_What the exercise asks:_ Whatever appears in the data below, copy it exactly.
»»
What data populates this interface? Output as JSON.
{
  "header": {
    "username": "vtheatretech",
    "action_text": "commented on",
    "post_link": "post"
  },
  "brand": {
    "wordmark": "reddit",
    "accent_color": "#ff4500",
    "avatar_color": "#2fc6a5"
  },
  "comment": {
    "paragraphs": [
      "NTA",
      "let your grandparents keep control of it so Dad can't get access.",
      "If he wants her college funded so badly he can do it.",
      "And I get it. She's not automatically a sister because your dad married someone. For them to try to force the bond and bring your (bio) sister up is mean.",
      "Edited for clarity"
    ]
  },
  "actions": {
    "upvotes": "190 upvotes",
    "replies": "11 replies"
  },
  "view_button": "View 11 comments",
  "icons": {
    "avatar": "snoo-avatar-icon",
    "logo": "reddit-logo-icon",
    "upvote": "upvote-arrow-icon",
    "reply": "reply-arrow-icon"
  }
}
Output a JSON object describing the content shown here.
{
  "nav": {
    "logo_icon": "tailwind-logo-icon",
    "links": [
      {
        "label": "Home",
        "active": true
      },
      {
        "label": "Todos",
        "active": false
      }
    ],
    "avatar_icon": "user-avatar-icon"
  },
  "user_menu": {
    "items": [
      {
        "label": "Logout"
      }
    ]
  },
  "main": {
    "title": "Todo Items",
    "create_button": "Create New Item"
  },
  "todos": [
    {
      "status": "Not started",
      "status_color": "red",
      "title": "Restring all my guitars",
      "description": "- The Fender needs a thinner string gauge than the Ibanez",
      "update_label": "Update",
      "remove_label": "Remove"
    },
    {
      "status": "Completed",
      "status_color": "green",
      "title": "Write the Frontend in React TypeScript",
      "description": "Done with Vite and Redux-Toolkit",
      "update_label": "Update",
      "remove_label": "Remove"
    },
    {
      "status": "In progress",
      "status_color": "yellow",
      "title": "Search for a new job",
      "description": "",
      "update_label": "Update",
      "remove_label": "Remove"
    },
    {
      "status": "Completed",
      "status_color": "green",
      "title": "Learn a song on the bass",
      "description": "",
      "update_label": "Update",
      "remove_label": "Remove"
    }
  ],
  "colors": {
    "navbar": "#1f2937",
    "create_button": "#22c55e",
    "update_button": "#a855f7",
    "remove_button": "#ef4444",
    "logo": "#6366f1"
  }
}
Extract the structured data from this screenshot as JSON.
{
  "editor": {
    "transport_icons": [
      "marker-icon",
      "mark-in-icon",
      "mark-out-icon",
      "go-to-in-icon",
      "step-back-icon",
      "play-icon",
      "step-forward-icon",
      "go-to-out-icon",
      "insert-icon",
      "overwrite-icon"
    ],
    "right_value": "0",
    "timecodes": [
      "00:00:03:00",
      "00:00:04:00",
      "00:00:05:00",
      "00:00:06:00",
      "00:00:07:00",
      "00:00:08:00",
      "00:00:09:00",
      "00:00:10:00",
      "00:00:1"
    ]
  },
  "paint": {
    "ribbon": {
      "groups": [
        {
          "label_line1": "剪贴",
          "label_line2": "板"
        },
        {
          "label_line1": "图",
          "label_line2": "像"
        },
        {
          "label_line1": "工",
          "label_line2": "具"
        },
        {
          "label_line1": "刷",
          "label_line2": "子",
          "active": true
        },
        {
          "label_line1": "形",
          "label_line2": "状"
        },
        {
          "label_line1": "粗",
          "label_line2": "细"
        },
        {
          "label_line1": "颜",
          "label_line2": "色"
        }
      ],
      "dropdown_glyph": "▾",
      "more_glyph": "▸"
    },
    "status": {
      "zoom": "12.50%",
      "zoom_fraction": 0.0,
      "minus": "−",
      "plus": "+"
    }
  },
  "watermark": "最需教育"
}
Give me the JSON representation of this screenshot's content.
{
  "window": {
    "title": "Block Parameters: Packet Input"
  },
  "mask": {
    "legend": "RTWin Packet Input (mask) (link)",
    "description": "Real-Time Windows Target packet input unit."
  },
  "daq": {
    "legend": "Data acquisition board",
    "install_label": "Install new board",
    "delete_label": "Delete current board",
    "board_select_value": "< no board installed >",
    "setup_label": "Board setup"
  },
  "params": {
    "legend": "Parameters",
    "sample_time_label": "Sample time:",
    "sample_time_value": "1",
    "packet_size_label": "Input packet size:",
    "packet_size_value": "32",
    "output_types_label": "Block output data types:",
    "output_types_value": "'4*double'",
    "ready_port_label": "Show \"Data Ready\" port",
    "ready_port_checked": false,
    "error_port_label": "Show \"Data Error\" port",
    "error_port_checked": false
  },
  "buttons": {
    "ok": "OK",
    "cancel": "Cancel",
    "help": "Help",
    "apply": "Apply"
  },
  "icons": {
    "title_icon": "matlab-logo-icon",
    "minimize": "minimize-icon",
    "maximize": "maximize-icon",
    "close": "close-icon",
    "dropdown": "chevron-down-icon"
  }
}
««
_Response:_
What data populates this interface? Output as JSON.
{
  "header": {
    "username": "vtheatretech",
    "action_text": "commented on",
    "post_link": "post"
  },
  "brand": {
    "wordmark": "reddit",
    "accent_color": "#ff4500",
    "avatar_color": "#2fc6a5"
  },
  "comment": {
    "paragraphs": [
      "NTA",
      "let your grandparents keep control of it so Dad can't get access.",
      "If he wants her college funded so badly he can do it.",
      "And I get it. She's not automatically a sister because your dad married someone. For them to try to force the bond and bring your (bio) sister up is mean.",
      "Edited for clarity"
    ]
  },
  "actions": {
    "upvotes": "190 upvotes",
    "replies": "11 replies"
  },
  "view_button": "View 11 comments",
  "icons": {
    "avatar": "snoo-avatar-icon",
    "logo": "reddit-logo-icon",
    "upvote": "upvote-arrow-icon",
    "reply": "reply-arrow-icon"
  }
}
Output a JSON object describing the content shown here.
{
  "nav": {
    "logo_icon": "tailwind-logo-icon",
    "links": [
      {
        "label": "Home",
        "active": true
      },
      {
        "label": "Todos",
        "active": false
      }
    ],
    "avatar_icon": "user-avatar-icon"
  },
  "user_menu": {
    "items": [
      {
        "label": "Logout"
      }
    ]
  },
  "main": {
    "title": "Todo Items",
    "create_button": "Create New Item"
  },
  "todos": [
    {
      "status": "Not started",
      "status_color": "red",
      "title": "Restring all my guitars",
      "description": "- The Fender needs a thinner string gauge than the Ibanez",
      "update_label": "Update",
      "remove_label": "Remove"
    },
    {
      "status": "Completed",
      "status_color": "green",
      "title": "Write the Frontend in React TypeScript",
      "description": "Done with Vite and Redux-Toolkit",
      "update_label": "Update",
      "remove_label": "Remove"
    },
    {
      "status": "In progress",
      "status_color": "yellow",
      "title": "Search for a new job",
      "description": "",
      "update_label": "Update",
      "remove_label": "Remove"
    },
    {
      "status": "Completed",
      "status_color": "green",
      "title": "Learn a song on the bass",
      "description": "",
      "update_label": "Update",
      "remove_label": "Remove"
    }
  ],
  "colors": {
    "navbar": "#1f2937",
    "create_button": "#22c55e",
    "update_button": "#a855f7",
    "remove_button": "#ef4444",
    "logo": "#6366f1"
  }
}
Extract the structured data from this screenshot as JSON.
{
  "editor": {
    "transport_icons": [
      "marker-icon",
      "mark-in-icon",
      "mark-out-icon",
      "go-to-in-icon",
      "step-back-icon",
      "play-icon",
      "step-forward-icon",
      "go-to-out-icon",
      "insert-icon",
      "overwrite-icon"
    ],
    "right_value": "0",
    "timecodes": [
      "00:00:03:00",
      "00:00:04:00",
      "00:00:05:00",
      "00:00:06:00",
      "00:00:07:00",
      "00:00:08:00",
      "00:00:09:00",
      "00:00:10:00",
      "00:00:1"
    ]
  },
  "paint": {
    "ribbon": {
      "groups": [
        {
          "label_line1": "剪贴",
          "label_line2": "板"
        },
        {
          "label_line1": "图",
          "label_line2": "像"
        },
        {
          "label_line1": "工",
          "label_line2": "具"
        },
        {
          "label_line1": "刷",
          "label_line2": "子",
          "active": true
        },
        {
          "label_line1": "形",
          "label_line2": "状"
        },
        {
          "label_line1": "粗",
          "label_line2": "细"
        },
        {
          "label_line1": "颜",
          "label_line2": "色"
        }
      ],
      "dropdown_glyph": "▾",
      "more_glyph": "▸"
    },
    "status": {
      "zoom": "12.50%",
      "zoom_fraction": 0.0,
      "minus": "−",
      "plus": "+"
    }
  },
  "watermark": "最需教育"
}
Give me the JSON representation of this screenshot's content.
{
  "window": {
    "title": "Block Parameters: Packet Input"
  },
  "mask": {
    "legend": "RTWin Packet Input (mask) (link)",
    "description": "Real-Time Windows Target packet input unit."
  },
  "daq": {
    "legend": "Data acquisition board",
    "install_label": "Install new board",
    "delete_label": "Delete current board",
    "board_select_value": "< no board installed >",
    "setup_label": "Board setup"
  },
  "params": {
    "legend": "Parameters",
    "sample_time_label": "Sample time:",
    "sample_time_value": "1",
    "packet_size_label": "Input packet size:",
    "packet_size_value": "32",
    "output_types_label": "Block output data types:",
    "output_types_value": "'4*double'",
    "ready_port_label": "Show \"Data Ready\" port",
    "ready_port_checked": false,
    "error_port_label": "Show \"Data Error\" port",
    "error_port_checked": false
  },
  "buttons": {
    "ok": "OK",
    "cancel": "Cancel",
    "help": "Help",
    "apply": "Apply"
  },
  "icons": {
    "title_icon": "matlab-logo-icon",
    "minimize": "minimize-icon",
    "maximize": "maximize-icon",
    "close": "close-icon",
    "dropdown": "chevron-down-icon"
  }
}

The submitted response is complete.